${\rm{ = }}$$\left( {{\rm{9}}{\rm{.1 \times 1}}{{\rm{0}}^{ - {\rm{25}}}}} \right){\rm{ \times }}\left( {{\rm{6}}{\rm{.02 \times 1}}{{\rm{0}}^{{\rm{23}}}}} \right) {\rm{ = }}$${\rm{0}}{\rm{.54782mg}}$
$\approx {\rm{0}}{\rm{.55mg}}$
$\therefore$The mass of one mole of electrons ${\rm{ = }}\,{\rm{0}}{\rm{.55mg}}$
Therefore, the mass of $1$ mole of electrons is ${\rm{0}}{\rm{.55mg}}$ this statement is true.

Mole is a unit to represent the quantity of substance.$1$ mole of any substance contains ${\rm{6}}{\rm{.022 \times 1}}{{\rm{0}}^{{\rm{23}}}}$ particles and this number is known as Avogadro Number $\left( {{{\rm{N}}_{\rm{A}}}} \right)$.
${\rm{1}}\,{\rm{mol}}\,{\rm{ = }}\,{\rm{6}}{\rm{.022 \times 1}}{{\rm{0}}^{{\rm{23}}}}$ particles
Gram molecular volume: Same volume is occupied by one-gram molecule of any of the dry gas at standard temperature and pressure i.e. ${\rm{22}}{\rm{.4 L}}$ This is termed as gram molecular volume.
1 gram of molecule of any dry gas occupies ${\rm{22}}{\rm{.4 L}}$ volume at STP. Hence at STP${\rm{22}}{\rm{.4 L}}$ of dry gas is equivalent to one mole of that gas and it contains ${\rm{6}}{\rm{.022 \times 1}}{{\rm{0}}^{{\rm{23}}}}$molecules i.e. Avogadro number of molecules.
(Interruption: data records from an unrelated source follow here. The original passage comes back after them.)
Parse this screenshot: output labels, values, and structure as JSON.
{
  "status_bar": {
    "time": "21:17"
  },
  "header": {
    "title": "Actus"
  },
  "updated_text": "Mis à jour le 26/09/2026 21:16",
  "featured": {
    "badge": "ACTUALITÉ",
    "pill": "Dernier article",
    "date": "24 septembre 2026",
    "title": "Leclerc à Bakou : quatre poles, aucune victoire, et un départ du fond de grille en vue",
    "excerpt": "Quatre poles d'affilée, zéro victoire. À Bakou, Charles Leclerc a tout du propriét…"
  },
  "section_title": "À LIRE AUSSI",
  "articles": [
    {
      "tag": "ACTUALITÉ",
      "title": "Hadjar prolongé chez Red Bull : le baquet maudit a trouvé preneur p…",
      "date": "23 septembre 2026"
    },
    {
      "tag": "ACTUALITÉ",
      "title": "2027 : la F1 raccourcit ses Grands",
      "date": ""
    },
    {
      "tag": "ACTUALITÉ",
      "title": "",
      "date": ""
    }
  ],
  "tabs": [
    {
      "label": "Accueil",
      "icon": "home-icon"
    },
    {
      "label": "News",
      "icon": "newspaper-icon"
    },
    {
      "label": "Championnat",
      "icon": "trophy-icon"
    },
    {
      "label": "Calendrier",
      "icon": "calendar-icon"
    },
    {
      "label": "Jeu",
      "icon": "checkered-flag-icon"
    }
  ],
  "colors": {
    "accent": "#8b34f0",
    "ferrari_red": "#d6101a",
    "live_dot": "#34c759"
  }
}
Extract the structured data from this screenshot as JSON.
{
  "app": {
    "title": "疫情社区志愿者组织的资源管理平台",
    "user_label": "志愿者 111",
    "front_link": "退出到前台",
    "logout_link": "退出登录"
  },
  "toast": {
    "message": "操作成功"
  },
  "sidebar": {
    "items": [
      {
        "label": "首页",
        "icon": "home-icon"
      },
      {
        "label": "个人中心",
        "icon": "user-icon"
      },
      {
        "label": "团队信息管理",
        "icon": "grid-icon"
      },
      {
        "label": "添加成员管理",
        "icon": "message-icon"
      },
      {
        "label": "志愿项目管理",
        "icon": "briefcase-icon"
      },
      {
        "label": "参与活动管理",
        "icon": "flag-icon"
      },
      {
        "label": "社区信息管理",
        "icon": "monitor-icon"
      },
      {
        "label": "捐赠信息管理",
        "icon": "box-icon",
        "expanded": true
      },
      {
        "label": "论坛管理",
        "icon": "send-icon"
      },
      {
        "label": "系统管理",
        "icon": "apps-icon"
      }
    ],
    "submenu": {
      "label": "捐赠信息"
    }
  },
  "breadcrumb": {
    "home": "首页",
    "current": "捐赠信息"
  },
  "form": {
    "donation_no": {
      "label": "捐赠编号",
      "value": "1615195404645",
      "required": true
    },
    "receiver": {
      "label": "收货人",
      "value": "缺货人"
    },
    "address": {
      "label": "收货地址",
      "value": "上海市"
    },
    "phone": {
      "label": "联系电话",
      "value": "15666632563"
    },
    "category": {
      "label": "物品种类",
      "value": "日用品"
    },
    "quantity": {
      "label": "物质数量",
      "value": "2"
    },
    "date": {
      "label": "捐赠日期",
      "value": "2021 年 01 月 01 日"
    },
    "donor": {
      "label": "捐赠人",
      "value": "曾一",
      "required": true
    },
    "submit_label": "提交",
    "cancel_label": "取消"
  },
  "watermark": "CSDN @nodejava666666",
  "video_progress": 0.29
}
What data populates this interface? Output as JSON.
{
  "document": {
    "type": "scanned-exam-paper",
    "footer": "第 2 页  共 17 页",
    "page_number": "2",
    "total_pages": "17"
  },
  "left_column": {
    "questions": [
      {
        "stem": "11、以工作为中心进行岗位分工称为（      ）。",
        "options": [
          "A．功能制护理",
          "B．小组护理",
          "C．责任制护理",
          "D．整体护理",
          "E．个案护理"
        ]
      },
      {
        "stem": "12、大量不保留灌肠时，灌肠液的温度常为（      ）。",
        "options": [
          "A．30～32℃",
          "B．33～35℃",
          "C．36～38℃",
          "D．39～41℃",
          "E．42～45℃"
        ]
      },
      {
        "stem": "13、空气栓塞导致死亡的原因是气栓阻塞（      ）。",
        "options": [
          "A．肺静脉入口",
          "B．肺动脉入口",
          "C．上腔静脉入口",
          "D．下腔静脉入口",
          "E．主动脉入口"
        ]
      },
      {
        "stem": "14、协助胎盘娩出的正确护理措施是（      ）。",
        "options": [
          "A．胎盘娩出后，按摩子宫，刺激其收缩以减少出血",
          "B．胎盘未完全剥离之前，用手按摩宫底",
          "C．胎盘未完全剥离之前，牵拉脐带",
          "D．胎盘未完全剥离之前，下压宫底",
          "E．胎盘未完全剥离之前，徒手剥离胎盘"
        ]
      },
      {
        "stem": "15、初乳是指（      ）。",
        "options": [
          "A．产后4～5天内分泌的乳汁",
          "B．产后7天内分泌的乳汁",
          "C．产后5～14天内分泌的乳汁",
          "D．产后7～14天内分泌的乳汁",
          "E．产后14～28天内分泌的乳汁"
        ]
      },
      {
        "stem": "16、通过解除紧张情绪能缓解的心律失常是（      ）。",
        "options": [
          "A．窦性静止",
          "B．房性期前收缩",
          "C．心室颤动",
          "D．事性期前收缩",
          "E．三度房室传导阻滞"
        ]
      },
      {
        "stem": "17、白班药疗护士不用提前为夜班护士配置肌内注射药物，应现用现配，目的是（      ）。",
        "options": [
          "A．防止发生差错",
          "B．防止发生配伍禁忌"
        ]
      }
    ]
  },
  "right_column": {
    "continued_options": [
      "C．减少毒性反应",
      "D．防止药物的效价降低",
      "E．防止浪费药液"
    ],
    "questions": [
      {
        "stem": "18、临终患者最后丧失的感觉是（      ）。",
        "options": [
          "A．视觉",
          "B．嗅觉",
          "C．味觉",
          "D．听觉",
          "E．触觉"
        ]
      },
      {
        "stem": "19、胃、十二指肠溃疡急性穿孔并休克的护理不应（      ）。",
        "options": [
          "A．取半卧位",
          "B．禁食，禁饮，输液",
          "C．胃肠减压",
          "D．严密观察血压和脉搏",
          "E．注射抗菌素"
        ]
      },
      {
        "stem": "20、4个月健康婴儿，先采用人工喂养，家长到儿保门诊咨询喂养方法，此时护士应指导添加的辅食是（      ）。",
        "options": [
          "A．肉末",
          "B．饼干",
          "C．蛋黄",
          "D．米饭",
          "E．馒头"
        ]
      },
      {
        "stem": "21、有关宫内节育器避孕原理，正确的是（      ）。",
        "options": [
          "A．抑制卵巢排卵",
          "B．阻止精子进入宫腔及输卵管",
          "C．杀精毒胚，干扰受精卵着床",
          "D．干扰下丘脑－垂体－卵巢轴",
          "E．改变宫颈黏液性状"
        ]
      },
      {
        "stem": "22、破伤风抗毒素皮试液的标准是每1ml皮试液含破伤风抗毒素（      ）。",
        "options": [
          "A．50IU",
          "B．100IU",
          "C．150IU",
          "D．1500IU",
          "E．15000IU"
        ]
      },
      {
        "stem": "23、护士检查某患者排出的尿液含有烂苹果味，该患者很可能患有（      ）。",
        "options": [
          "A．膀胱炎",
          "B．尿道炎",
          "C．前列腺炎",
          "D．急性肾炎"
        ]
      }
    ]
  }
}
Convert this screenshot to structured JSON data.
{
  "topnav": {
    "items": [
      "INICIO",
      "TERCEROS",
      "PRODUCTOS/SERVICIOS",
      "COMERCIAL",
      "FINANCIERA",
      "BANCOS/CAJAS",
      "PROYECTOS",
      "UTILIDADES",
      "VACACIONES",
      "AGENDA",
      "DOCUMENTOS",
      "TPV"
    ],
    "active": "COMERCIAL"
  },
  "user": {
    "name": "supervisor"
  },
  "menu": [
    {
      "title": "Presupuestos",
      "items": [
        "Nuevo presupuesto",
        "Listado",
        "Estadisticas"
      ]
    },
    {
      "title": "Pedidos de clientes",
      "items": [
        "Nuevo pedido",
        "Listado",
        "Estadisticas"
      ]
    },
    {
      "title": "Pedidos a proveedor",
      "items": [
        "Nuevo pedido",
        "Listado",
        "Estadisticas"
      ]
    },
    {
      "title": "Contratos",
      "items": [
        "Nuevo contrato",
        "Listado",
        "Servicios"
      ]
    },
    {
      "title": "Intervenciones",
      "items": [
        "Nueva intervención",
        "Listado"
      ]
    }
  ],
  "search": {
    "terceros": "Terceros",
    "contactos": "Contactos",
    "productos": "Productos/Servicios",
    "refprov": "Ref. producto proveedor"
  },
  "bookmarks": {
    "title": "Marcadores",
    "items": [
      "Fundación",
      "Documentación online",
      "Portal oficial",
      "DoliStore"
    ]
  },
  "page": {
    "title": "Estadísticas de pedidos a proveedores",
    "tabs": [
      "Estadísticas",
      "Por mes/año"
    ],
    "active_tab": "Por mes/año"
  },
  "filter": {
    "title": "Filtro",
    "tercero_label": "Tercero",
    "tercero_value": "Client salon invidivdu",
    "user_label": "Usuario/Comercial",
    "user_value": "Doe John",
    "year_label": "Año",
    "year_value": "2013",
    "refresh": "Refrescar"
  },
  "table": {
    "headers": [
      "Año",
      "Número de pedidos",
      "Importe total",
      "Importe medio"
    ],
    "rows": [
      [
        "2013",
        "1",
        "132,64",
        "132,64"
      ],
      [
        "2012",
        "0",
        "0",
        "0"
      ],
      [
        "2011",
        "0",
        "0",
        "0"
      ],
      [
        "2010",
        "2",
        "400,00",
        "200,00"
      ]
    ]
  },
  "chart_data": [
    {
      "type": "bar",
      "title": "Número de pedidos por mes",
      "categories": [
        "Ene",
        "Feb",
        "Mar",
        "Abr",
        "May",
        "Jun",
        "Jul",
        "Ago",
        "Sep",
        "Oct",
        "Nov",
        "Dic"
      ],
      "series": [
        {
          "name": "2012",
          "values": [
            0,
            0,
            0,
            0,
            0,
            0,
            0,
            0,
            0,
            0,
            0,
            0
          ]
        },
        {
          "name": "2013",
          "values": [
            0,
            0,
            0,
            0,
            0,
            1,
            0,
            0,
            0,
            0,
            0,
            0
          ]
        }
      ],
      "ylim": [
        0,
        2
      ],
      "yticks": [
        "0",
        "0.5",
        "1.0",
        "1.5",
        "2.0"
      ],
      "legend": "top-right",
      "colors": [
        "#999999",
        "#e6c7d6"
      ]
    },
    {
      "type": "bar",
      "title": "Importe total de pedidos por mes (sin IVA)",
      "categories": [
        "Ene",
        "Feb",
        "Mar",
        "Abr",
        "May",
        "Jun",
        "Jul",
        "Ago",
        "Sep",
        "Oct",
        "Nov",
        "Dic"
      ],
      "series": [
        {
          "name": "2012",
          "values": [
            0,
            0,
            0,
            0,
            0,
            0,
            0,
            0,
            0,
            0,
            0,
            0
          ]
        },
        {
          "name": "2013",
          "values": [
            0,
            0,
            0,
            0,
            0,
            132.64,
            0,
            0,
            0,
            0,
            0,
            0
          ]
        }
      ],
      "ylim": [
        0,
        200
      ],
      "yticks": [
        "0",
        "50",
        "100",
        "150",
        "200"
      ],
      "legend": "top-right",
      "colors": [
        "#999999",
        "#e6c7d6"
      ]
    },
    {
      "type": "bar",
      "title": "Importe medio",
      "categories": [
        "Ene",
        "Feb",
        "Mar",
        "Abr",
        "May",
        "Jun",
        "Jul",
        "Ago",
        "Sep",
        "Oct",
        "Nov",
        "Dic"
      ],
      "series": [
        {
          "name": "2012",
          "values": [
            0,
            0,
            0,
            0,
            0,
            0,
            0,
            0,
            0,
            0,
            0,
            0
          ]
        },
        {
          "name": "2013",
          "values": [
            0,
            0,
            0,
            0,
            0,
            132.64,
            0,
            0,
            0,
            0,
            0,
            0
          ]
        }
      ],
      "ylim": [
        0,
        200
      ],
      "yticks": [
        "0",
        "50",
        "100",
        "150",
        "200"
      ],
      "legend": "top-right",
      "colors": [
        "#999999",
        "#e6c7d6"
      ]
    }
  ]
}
A mole is the chemist's counting unit. We know that carbon 12 has a significant role in terms of the Avogadro’s constants. The Avogadro constant $6.022 \times {10^{23}}$ is defined as the number of atoms in exactly ${\rm{12g}}$ of carbon ${\rm{12}}$.